The decision to retire this year was made easier by the insurance companies. “Medical insurance went from $1 million a year to $10 million this year,” he explained, mentioning a significant change in our public health system that is sure to have an effect.
Besides, as he put it, “Buying new running shoes to chase the Missus around the kitchen table”, now that they’ve retired, Dr. and Mrs. Bouchard are planning to do some travelling, although it won’t be to one of Dr. Bouchard’s favourite places: Paris. “I can’t get travel insurance anymore since I had heart surgery. So we’ll travel to British Colombia, visit our grandchildren.” Asked how many grandchildren he had, he joked: “We have lots. Well, it must be a lot because my wife is always going out to buy someone a gift.”
As we were finishing the interview which took place a few weeks ago, and as a few clients arrived in the waiting room although it was way past office hours, Dr. Bouchard commented: “I’ve really enjoyed this career, but I’ve got to retire before my kids do. My work has been a passion for me, and, if you can find a livelihood that’s a passion, then you’ll never do a day of work!”
Dr. Bouchard let his young patients feed his ‘hungry monster’ when they visited his office.

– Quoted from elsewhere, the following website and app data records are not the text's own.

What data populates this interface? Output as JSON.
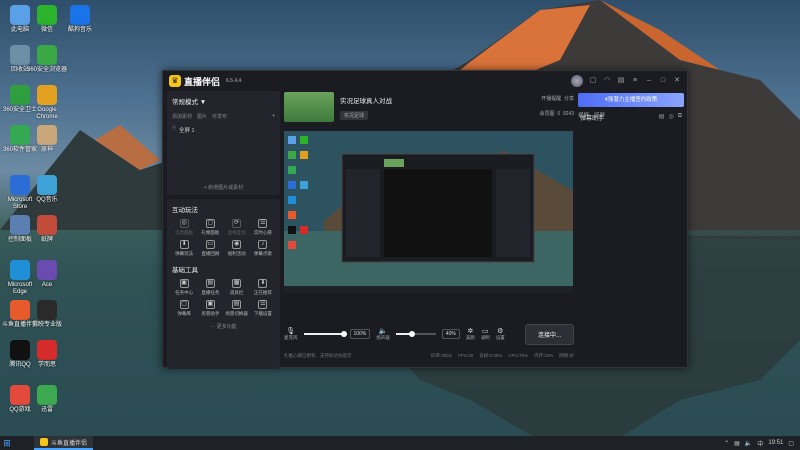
{
  "desktop": {
    "icons": [
      {
        "label": "此电脑",
        "color": "#5aa0e6"
      },
      {
        "label": "微信",
        "color": "#2bb32b"
      },
      {
        "label": "酷狗音乐",
        "color": "#1a73e8"
      },
      {
        "label": "回收站",
        "color": "#6b8fa5"
      },
      {
        "label": "360安全浏览器",
        "color": "#3aa845"
      },
      {
        "label": "360安全卫士",
        "color": "#2e9e3e"
      },
      {
        "label": "Google Chrome",
        "color": "#e2a021"
      },
      {
        "label": "360软件管家",
        "color": "#35a853"
      },
      {
        "label": "原神",
        "color": "#c9a77a"
      },
      {
        "label": "Microsoft Store",
        "color": "#2b6cd6"
      },
      {
        "label": "QQ音乐",
        "color": "#3fa2d6"
      },
      {
        "label": "控制面板",
        "color": "#5a7fb0"
      },
      {
        "label": "纸牌",
        "color": "#c24b3a"
      },
      {
        "label": "Microsoft Edge",
        "color": "#1f8fd6"
      },
      {
        "label": "Ace",
        "color": "#6a4bb0"
      },
      {
        "label": "斗鱼直播伴侣",
        "color": "#e65a2b"
      },
      {
        "label": "剪映专业版",
        "color": "#2a2a2a"
      },
      {
        "label": "腾讯QQ",
        "color": "#111"
      },
      {
        "label": "学而思",
        "color": "#d62b2b"
      },
      {
        "label": "QQ游戏",
        "color": "#e24a3b"
      },
      {
        "label": "迅雷",
        "color": "#3ca84f"
      }
    ]
  },
  "app": {
    "name": "直播伴侣",
    "version": "6.5.4.4",
    "left": {
      "mode_label": "常规模式 ▼",
      "mode_links": [
        "横屏",
        "竖屏"
      ],
      "scene_tabs": [
        "添加素材",
        "图片",
        "可发布"
      ],
      "scene_item": "全屏 1",
      "add_scene": "+ 新增图片或素材",
      "interact_title": "互动玩法",
      "interact": [
        {
          "label": "信息面板",
          "icon": "◎",
          "dim": true
        },
        {
          "label": "礼物面板",
          "icon": "▢",
          "dim": false
        },
        {
          "label": "连线互动",
          "icon": "⟳",
          "dim": true
        },
        {
          "label": "实时心愿",
          "icon": "☰",
          "dim": false
        },
        {
          "label": "弹幕玩法",
          "icon": "⬇",
          "dim": false
        },
        {
          "label": "直播回顾",
          "icon": "▭",
          "dim": false
        },
        {
          "label": "福利活动",
          "icon": "◉",
          "dim": false
        },
        {
          "label": "弹幕点歌",
          "icon": "♪",
          "dim": false
        }
      ],
      "tools_title": "基础工具",
      "tools": [
        {
          "label": "任务中心",
          "icon": "▣"
        },
        {
          "label": "直播任务",
          "icon": "▤"
        },
        {
          "label": "道具栏",
          "icon": "▦"
        },
        {
          "label": "正在推荐",
          "icon": "⬇"
        },
        {
          "label": "弹幕库",
          "icon": "▢"
        },
        {
          "label": "房管助手",
          "icon": "▣"
        },
        {
          "label": "场景切换器",
          "icon": "▤"
        },
        {
          "label": "下播设置",
          "icon": "☰"
        }
      ],
      "more": "··· 更多功能"
    },
    "room": {
      "title": "实况足球真人对战",
      "tag": "实况足球",
      "links": [
        "开播提醒",
        "分享"
      ],
      "stats": [
        "会员图",
        "0",
        "9243"
      ]
    },
    "controls": {
      "mic_label": "麦克风",
      "mic_pct": "100%",
      "mic_level": 1.0,
      "speaker_label": "扬声器",
      "speaker_pct": "40%",
      "speaker_level": 0.4,
      "icons": [
        "美颜",
        "录制",
        "设置"
      ],
      "live_button": "连接中..."
    },
    "status": [
      "扎推心跳已更新，支持标达标提示",
      "码率:0kb/s",
      "FPS:30",
      "丢帧:0.00%",
      "CPU:78%",
      "内存:23%",
      "网络:好"
    ],
    "right": {
      "banner": "4强潜力主播签约政策",
      "title": "弹幕助手"
    }
  },
  "taskbar": {
    "app_label": "斗鱼直播伴侣",
    "time": "19:51",
    "lang": "中"
  }
}
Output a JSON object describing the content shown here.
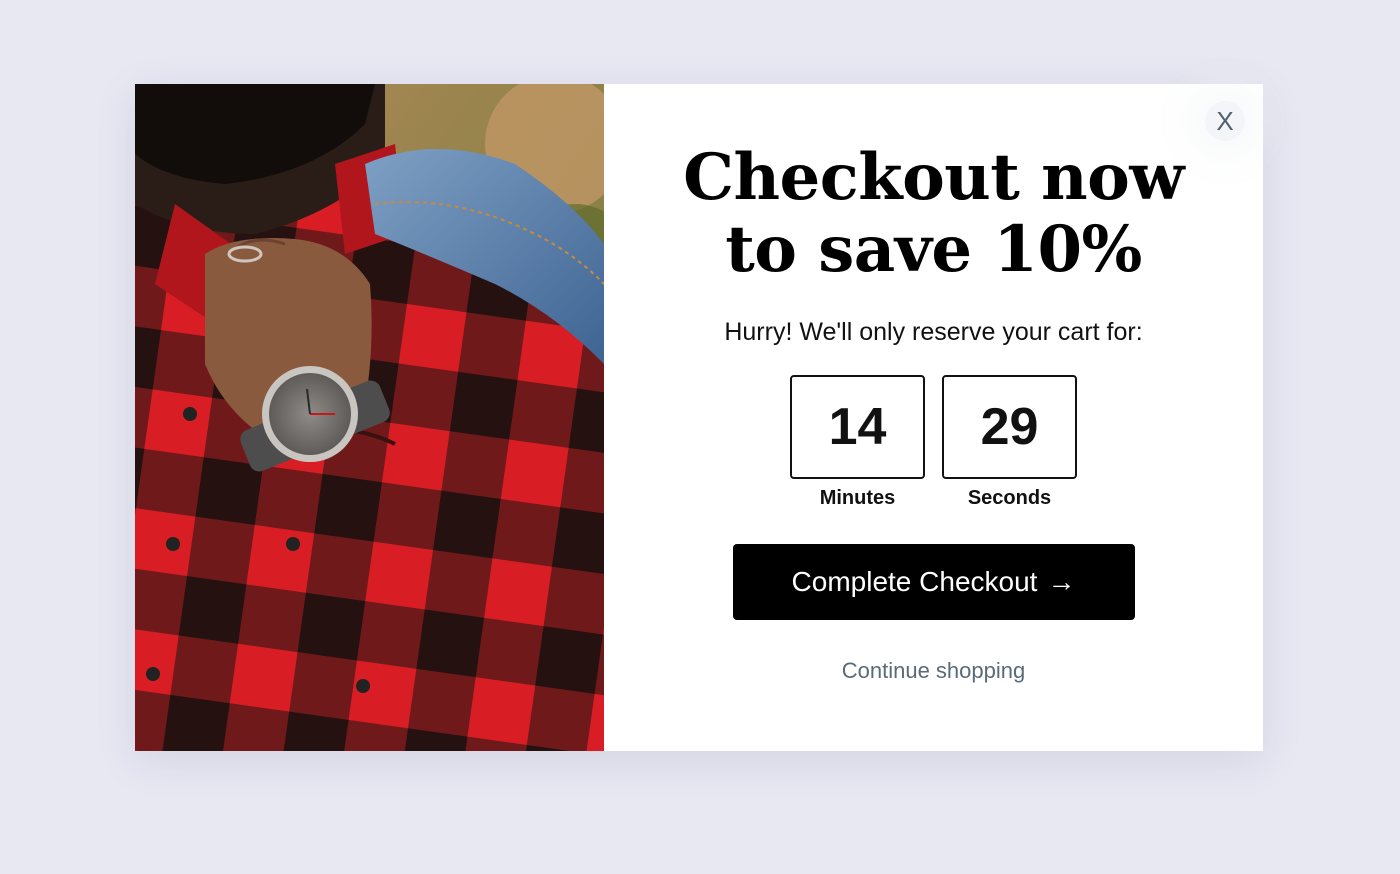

Dr. Gilles Bouchard and his wife, Madeline, worked as a team for fifty years providing excellent and compassionate health care to Canadians and Americans at their walk-in clinic, in Stanstead. They will be ‘sorely’ missed!